Wednesday, August 16, 2006

Quick, Somebody Give Mr. Ignatius a Bumbershoot

David needs the umbrella to complete his Neville Chamberlain impersonation.

In an Op Ed in today's Washington Post David Ignatius applauds the disastrous UN-brokered ceasefire:
The Lebanon war was damaging for Israel, the United States and, most of all, Lebanon itself. But it may have taught everyone a lesson that will be immensely important to the future of the Middle East: The solutions to the big problems that afflict the region are not military but political.
Meanwhile, the same edition of the Post reports Hezbollah's continued refusal to disarm. It's painfully obvious that Israel's withdrawal from Lebanon without destroying Hezbollah will mean even greater suffering and bloodshed when the West finally decides to deal with the problem.

The "lesson" Ignatius talks about should have been learned in 1938, when Neville Chamberlain surrendered Czechoslovakia to Adolf Hitler. Chamberlain was trying to use the familiar paradigm of diplomacy to deal with something he didn't understand - a true monster. And Hitler was a piker in the monster business compared to Hezbollah and the other Islamic fascist groups. Even the Waffen SS didn't strap explosives to themselves and jump into English schoolbuses. And let's not forget that Hitler came to power through legal democratic means, as have Hezbollah and Hamas.

Ignatius refers to Lebanese Prime Minister Fouad Siniora as a "surprise hero" in the ceasefire deal. Siniora's "heroism" apparently consists of helping Hezbollah get the ceasefire agreement watered down to the point where it places virtually no restriction on Hezbollah. For example, Siniora got UN Chapter 7 thrown out. That would have allowed UN peacekeepers to use force to engage and disarm Hezbollah terrorists. Now they'll observe as Hezbollah restocks with fresh missiles from Syria and Iran. Perhaps they'll file reports, and maybe their commander will even fire off a strongly worded protest or two.

Ignatius refers to Hezbollah and its leader Hasan Nasrallah as the "wild card", which is an apt, if mild, description, but he's judging Nasrallah by Western standards. Ignatius writes that Nasrallah will "lose his new halo" if he attacks Israel again. This is a man who orders suicide attacks against Israeli children; he cares not one whit for any "halo" bestowed upon him by the infidels he despises.

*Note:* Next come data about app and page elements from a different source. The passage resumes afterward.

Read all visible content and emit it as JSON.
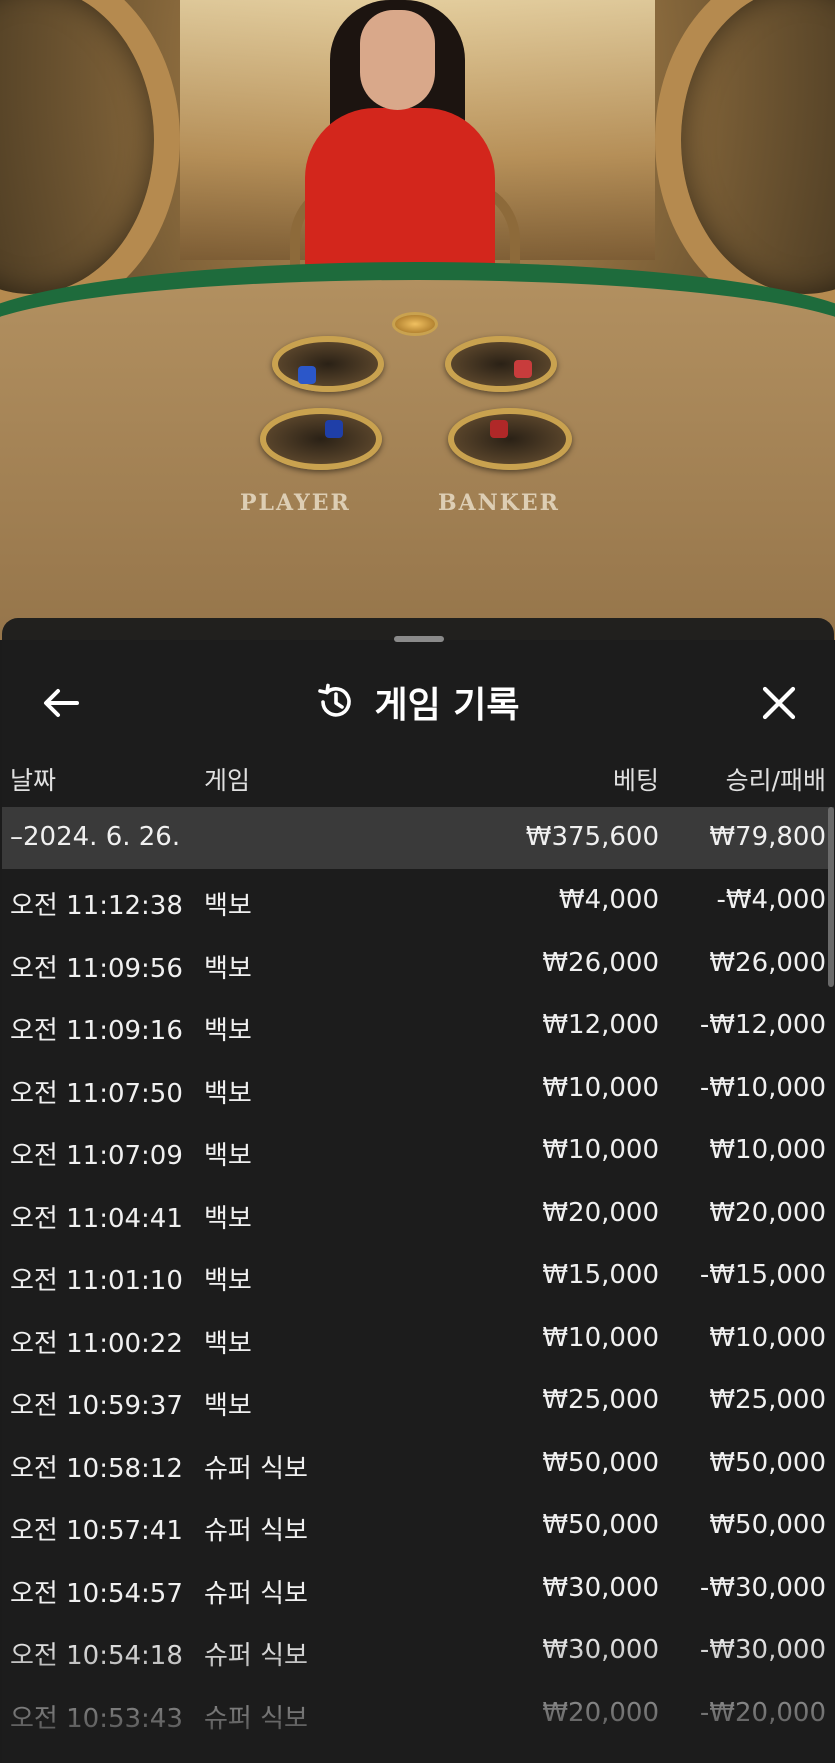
{
  "video": {
    "player_label": "PLAYER",
    "banker_label": "BANKER"
  },
  "panel": {
    "title": "게임 기록",
    "back_icon": "arrow-left-icon",
    "history_icon": "history-clock-icon",
    "close_icon": "close-icon"
  },
  "columns": {
    "date": "날짜",
    "game": "게임",
    "bet": "베팅",
    "win_loss": "승리/패배"
  },
  "summary": {
    "date": "–2024. 6. 26.",
    "bet": "₩375,600",
    "win_loss": "₩79,800"
  },
  "rows": [
    {
      "time": "오전 11:12:38",
      "game": "백보",
      "bet": "₩4,000",
      "win_loss": "-₩4,000"
    },
    {
      "time": "오전 11:09:56",
      "game": "백보",
      "bet": "₩26,000",
      "win_loss": "₩26,000"
    },
    {
      "time": "오전 11:09:16",
      "game": "백보",
      "bet": "₩12,000",
      "win_loss": "-₩12,000"
    },
    {
      "time": "오전 11:07:50",
      "game": "백보",
      "bet": "₩10,000",
      "win_loss": "-₩10,000"
    },
    {
      "time": "오전 11:07:09",
      "game": "백보",
      "bet": "₩10,000",
      "win_loss": "₩10,000"
    },
    {
      "time": "오전 11:04:41",
      "game": "백보",
      "bet": "₩20,000",
      "win_loss": "₩20,000"
    },
    {
      "time": "오전 11:01:10",
      "game": "백보",
      "bet": "₩15,000",
      "win_loss": "-₩15,000"
    },
    {
      "time": "오전 11:00:22",
      "game": "백보",
      "bet": "₩10,000",
      "win_loss": "₩10,000"
    },
    {
      "time": "오전 10:59:37",
      "game": "백보",
      "bet": "₩25,000",
      "win_loss": "₩25,000"
    },
    {
      "time": "오전 10:58:12",
      "game": "슈퍼 식보",
      "bet": "₩50,000",
      "win_loss": "₩50,000"
    },
    {
      "time": "오전 10:57:41",
      "game": "슈퍼 식보",
      "bet": "₩50,000",
      "win_loss": "₩50,000"
    },
    {
      "time": "오전 10:54:57",
      "game": "슈퍼 식보",
      "bet": "₩30,000",
      "win_loss": "-₩30,000"
    },
    {
      "time": "오전 10:54:18",
      "game": "슈퍼 식보",
      "bet": "₩30,000",
      "win_loss": "-₩30,000"
    },
    {
      "time": "오전 10:53:43",
      "game": "슈퍼 식보",
      "bet": "₩20,000",
      "win_loss": "-₩20,000"
    }
  ]
}
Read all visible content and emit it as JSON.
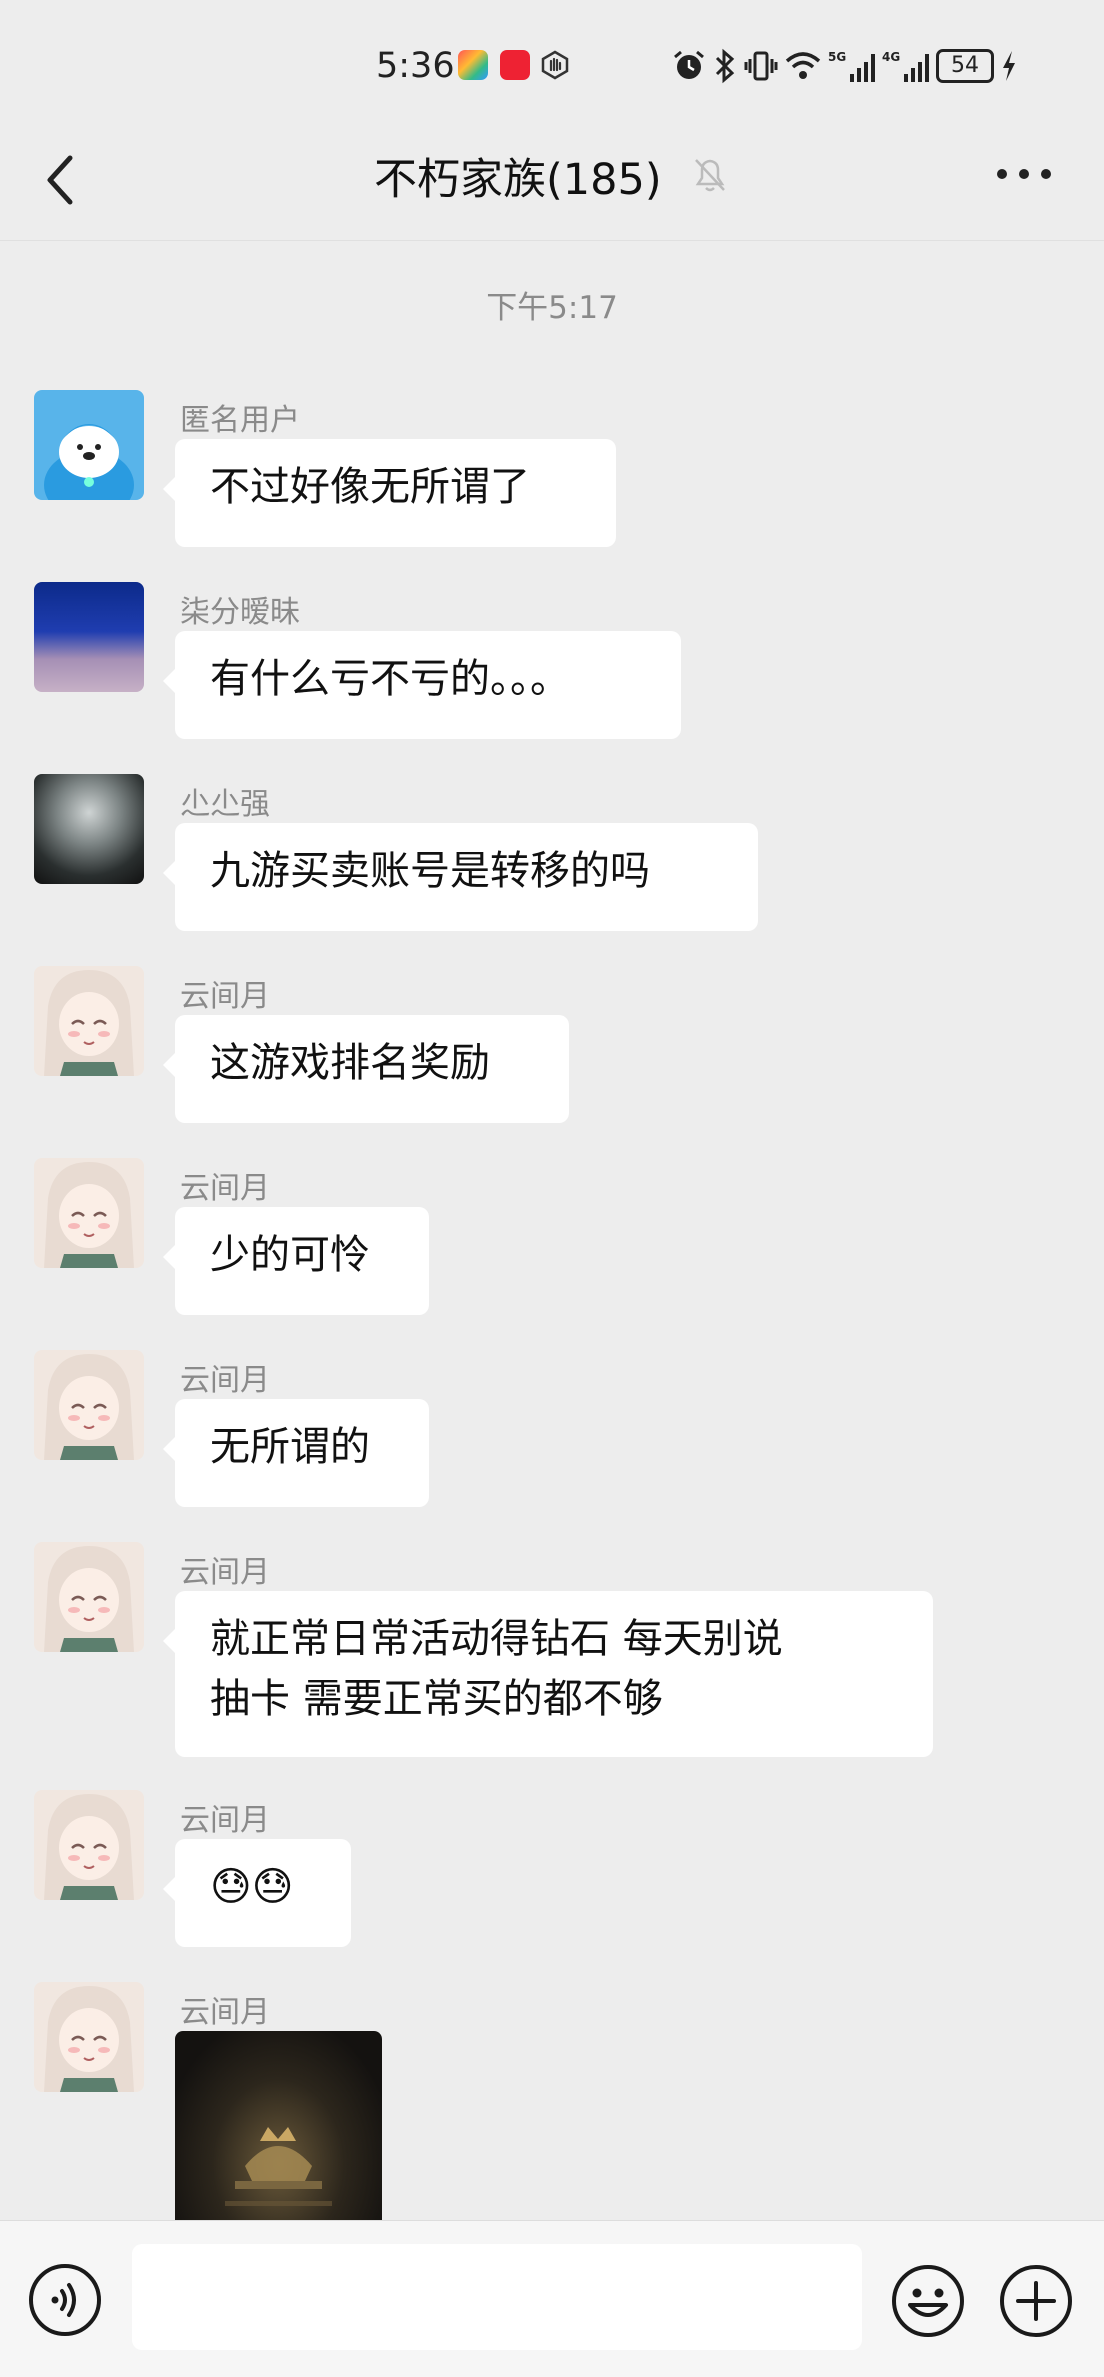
{
  "status_bar": {
    "time": "5:36",
    "battery": "54"
  },
  "header": {
    "title": "不朽家族(185)"
  },
  "timestamp": "下午5:17",
  "messages": [
    {
      "sender": "匿名用户",
      "text": "不过好像无所谓了"
    },
    {
      "sender": "柒分暧昧",
      "text": "有什么亏不亏的。。。"
    },
    {
      "sender": "尐尐强",
      "text": "九游买卖账号是转移的吗"
    },
    {
      "sender": "云间月",
      "text": "这游戏排名奖励"
    },
    {
      "sender": "云间月",
      "text": "少的可怜"
    },
    {
      "sender": "云间月",
      "text": "无所谓的"
    },
    {
      "sender": "云间月",
      "text": "就正常日常活动得钻石 每天别说\n抽卡 需要正常买的都不够"
    },
    {
      "sender": "云间月",
      "text": "😓😓"
    },
    {
      "sender": "云间月",
      "text": ""
    }
  ],
  "input": {
    "value": ""
  }
}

David Ignatius gazes upon the impotence and folly of Western diplomacy and calls it good; peace in our time.